Tips for your first separation…
During these beginning days, our primary goal is to support your children’s healthy transition to a school-like environment and help them become comfortable with the classroom routines.
If you have not been in to see the studio with your child prior to starting, please schedule a tour, here. We have found that children who visit before their first day, have a smoother separation, as they are always very excited about returning to Playful Learning.
No surprises! It’s helpful to talk with your child about what they can expect ahead of time. Explain exactly what will happen when you drop your child off at school, when you will say goodbye (at the door or gate), where you will be, and when you will return. Repeat often.
Establish a routine that works for your child. It’s best if the routine can remain consistent. For example, if your child’s routine is that you give them “two kisses and two hugs” before you say goodbye, it’s best if a similar routine is followed when a different grown-up brings them in. When possible have the same person drop-off every morning, especially in the beginning.
Always tell a teacher when you are leaving and always tell your child when you are going and when you are coming back. The teachers will pay attention to which children/families might need additional support during the goodbye moment and make themselves available to help. Some children may fare better if they are “handed over” to the care of a teacher who will embrace/support them during the transition, while others may do better if they are engaged in an activity or with their peers before the parent says goodbye. The important thing is to determine what works best for your child in setting up a successful transition.

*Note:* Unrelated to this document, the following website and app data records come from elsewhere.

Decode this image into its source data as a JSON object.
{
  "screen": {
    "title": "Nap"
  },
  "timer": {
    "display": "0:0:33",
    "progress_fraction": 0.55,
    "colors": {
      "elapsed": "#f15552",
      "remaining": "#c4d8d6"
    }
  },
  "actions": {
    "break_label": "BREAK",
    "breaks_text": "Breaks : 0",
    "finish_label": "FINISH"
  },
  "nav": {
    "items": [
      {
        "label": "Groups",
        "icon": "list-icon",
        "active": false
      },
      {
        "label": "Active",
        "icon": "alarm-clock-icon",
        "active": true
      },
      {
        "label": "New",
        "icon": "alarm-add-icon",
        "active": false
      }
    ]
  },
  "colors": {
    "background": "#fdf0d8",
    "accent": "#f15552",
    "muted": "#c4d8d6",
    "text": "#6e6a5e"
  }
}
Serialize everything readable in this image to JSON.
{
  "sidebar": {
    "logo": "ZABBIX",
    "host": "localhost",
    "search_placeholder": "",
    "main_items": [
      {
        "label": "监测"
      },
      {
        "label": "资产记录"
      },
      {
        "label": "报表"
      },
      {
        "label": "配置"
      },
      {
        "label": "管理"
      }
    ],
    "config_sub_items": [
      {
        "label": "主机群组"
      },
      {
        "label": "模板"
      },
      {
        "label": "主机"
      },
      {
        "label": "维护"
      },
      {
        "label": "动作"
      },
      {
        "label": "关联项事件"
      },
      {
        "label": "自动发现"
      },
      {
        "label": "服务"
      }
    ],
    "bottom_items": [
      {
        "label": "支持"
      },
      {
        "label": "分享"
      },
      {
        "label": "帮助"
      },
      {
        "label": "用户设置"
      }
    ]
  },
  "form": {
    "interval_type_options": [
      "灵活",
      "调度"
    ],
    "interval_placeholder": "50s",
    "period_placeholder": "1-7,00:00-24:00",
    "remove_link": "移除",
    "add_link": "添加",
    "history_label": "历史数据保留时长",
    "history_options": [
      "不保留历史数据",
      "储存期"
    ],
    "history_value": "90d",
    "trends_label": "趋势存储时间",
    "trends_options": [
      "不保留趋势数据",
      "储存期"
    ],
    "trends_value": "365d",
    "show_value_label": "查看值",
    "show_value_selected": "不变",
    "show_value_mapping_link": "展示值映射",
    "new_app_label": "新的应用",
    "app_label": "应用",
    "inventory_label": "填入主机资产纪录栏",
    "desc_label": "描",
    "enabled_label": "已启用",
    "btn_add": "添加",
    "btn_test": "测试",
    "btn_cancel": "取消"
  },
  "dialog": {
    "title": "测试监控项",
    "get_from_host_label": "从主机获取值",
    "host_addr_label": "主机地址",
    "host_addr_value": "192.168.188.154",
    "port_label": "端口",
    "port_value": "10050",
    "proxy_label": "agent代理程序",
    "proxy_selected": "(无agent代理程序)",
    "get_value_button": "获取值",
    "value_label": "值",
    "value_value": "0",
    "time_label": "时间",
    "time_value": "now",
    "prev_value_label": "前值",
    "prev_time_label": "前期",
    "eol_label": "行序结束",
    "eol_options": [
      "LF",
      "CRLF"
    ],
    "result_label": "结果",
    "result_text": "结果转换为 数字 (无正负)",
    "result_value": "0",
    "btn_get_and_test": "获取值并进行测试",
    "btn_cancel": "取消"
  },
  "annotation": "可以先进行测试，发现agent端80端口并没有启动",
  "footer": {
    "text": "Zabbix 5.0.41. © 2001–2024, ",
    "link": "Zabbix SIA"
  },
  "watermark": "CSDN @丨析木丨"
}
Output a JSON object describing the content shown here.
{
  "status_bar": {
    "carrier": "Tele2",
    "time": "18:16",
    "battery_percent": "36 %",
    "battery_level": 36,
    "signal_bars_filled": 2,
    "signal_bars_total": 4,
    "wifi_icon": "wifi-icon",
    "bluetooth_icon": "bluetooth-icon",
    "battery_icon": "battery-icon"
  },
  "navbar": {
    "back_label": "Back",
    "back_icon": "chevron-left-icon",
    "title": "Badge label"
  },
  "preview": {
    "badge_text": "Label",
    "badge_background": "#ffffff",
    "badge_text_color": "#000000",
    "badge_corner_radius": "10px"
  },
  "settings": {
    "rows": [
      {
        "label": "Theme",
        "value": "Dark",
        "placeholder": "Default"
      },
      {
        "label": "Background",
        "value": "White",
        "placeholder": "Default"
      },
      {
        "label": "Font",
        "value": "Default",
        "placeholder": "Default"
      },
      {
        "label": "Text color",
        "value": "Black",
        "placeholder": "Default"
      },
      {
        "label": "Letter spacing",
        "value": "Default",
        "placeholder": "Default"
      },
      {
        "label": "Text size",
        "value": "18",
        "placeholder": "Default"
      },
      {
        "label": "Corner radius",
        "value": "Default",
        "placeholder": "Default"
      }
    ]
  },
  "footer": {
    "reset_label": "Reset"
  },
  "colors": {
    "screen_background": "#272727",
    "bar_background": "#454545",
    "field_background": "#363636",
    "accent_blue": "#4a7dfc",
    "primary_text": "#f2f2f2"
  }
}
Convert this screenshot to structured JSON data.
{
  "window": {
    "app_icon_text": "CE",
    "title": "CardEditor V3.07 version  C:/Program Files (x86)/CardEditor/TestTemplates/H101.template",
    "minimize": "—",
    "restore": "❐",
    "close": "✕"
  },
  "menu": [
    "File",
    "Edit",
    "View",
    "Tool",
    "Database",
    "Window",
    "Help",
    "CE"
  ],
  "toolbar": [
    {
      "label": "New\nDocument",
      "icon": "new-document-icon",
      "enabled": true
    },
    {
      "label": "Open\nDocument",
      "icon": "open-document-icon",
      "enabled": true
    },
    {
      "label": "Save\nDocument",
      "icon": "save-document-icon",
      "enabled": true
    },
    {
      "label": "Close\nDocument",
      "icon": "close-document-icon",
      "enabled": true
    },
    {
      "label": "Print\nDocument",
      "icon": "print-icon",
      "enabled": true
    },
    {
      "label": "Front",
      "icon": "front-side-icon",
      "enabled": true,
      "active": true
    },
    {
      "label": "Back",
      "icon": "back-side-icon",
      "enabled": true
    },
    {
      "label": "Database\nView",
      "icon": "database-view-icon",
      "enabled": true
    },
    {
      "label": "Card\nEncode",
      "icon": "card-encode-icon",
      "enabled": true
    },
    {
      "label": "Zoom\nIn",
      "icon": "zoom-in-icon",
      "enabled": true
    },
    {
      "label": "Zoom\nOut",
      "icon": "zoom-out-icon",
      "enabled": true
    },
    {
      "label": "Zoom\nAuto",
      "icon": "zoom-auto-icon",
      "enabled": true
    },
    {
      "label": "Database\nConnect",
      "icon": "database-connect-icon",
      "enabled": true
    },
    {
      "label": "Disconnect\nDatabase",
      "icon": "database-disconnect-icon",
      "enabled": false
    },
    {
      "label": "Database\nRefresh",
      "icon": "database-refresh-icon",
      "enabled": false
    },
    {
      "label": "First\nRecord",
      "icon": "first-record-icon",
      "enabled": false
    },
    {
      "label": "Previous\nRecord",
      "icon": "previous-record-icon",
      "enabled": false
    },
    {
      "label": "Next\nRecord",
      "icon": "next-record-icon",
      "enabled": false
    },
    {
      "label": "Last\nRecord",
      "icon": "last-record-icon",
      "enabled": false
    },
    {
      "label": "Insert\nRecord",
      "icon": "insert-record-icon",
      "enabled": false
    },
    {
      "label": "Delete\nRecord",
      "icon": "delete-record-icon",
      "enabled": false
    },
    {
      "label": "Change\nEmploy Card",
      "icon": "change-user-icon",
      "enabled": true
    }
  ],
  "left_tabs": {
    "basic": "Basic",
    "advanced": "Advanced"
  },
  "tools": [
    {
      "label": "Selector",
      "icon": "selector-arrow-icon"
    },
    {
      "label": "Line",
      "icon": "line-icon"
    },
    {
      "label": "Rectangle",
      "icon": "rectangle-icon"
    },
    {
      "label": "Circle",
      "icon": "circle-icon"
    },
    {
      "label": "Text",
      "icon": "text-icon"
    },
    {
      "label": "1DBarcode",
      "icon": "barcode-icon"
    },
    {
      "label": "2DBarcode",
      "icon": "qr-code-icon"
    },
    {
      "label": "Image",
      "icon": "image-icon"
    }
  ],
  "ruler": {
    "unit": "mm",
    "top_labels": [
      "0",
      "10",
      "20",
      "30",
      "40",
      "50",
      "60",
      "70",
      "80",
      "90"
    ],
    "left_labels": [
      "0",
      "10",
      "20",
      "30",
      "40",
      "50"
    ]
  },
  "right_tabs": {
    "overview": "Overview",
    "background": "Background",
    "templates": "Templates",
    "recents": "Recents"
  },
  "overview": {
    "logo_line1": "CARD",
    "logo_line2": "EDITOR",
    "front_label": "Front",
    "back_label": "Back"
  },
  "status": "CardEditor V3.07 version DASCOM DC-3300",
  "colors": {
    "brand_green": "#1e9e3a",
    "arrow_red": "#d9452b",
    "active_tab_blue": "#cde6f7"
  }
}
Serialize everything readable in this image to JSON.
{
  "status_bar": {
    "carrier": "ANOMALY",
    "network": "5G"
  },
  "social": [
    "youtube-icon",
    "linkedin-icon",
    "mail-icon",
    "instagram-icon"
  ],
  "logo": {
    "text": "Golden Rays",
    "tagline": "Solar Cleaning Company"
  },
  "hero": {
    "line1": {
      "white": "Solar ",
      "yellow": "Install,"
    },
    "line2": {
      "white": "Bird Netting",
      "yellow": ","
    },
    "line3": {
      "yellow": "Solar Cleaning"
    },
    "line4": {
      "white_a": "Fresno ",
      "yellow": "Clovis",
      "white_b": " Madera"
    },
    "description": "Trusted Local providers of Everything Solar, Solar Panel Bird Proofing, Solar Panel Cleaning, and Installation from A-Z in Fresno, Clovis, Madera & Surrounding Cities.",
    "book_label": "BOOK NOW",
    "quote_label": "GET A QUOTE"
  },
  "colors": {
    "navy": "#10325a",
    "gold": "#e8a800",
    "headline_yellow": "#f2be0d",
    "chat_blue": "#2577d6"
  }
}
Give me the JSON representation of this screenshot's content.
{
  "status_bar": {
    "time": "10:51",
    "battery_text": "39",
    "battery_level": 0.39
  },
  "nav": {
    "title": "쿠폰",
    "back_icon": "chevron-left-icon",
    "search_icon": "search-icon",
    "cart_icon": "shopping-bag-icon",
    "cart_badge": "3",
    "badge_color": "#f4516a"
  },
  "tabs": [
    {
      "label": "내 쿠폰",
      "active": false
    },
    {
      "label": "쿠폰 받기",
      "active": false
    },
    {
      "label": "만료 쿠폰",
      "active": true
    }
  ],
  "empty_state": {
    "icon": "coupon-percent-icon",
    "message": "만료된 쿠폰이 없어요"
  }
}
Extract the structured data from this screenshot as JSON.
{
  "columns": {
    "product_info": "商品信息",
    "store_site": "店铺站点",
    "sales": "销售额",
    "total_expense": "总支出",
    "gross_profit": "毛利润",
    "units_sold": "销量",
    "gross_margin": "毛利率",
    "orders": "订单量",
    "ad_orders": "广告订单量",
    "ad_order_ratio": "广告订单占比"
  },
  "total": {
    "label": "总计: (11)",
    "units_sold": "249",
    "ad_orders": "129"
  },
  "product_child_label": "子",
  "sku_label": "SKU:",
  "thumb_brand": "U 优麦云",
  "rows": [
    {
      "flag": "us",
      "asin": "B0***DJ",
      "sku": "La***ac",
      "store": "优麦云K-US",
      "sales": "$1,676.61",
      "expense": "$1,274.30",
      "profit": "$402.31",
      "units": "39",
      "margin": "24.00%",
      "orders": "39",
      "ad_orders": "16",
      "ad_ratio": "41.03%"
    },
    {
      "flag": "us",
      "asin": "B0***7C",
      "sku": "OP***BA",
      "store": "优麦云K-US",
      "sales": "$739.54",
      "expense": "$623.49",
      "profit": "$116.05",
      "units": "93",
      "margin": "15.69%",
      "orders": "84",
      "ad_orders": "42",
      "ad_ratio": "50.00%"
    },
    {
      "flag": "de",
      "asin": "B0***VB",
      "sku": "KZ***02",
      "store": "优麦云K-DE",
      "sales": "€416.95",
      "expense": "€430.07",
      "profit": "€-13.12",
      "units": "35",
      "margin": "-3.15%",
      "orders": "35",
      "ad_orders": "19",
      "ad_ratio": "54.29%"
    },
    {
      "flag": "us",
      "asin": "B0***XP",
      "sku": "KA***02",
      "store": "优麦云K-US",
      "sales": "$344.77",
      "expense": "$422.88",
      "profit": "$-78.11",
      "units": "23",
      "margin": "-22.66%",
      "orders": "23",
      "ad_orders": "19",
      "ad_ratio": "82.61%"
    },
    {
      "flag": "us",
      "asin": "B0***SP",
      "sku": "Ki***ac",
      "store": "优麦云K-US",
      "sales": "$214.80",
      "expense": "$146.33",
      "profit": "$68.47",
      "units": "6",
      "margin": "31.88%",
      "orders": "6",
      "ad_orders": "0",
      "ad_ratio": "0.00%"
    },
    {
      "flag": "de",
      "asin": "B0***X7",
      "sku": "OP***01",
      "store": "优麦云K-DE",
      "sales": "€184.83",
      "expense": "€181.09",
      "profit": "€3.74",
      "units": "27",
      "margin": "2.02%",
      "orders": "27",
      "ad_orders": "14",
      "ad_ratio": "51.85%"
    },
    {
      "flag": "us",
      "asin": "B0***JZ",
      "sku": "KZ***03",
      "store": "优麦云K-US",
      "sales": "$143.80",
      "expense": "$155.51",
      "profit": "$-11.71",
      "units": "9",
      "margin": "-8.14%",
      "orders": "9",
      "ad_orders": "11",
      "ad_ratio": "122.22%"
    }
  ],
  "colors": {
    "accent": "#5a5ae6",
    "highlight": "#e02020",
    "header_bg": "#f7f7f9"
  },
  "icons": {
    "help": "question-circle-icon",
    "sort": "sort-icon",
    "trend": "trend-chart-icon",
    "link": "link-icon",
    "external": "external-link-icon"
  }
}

Always say goodbye. While it may be tempting to slip out when your child is playing/engaged, he’ll eventually notice you’re gone. This can be unnerving and make it difficult for the child to relax and trust the process. It’s best to phrase your departure as a statement, rather than question, so you’re not asking permission.
Please follow through when you say you are leaving. When your child is visibly upset, it can be extremely difficult to walk away. It’s tempting to say that you’ll stay for a few more minutes. Unfortunately when you change your plans based on your child’s reaction, it shifts a lot of responsibility onto your child. Much better to say, “I know you’re sad but I’ll…” and do what you say you’re going to do. Trusting and counting on the adult’s words is an important part of the separation process.
Plan to stay close by for the first couple of days. We suggest that you do not leave the property initially in the event your child needs a quick check-in. There will be a designated place for parents to go. Once you and the teachers have determined that your child is ready, you can move on to the next phase of leaving the premises.
If your child is inconsolable and needs to reconnect, the teacher will come find you. Once your child is reassured and engaged, you can try to say goodbye again.
Please refrain from coming in and out. Sometimes, parents are surprised when their child happily says goodbye and they feel the need to keep checking in, just to make sure they are really okay. It can feel disruptive to your child if you’ve said goodbye, then return to say goodbye again. If your child says goodbye, take it and make a smooth exit.
If all else fails… If your child is having a difficult time letting you go, a teacher will take out a chair for you to stay in the outdoor play area or inside entry way. During this time, we ask that you stay seated and not to engage with your child in play activities. This way, your child knows you are there for them, but will still be encouraged to branch out and explore independently. Once your child is engaged, a teacher will work with you to decide when it’s a good time to say goodbye.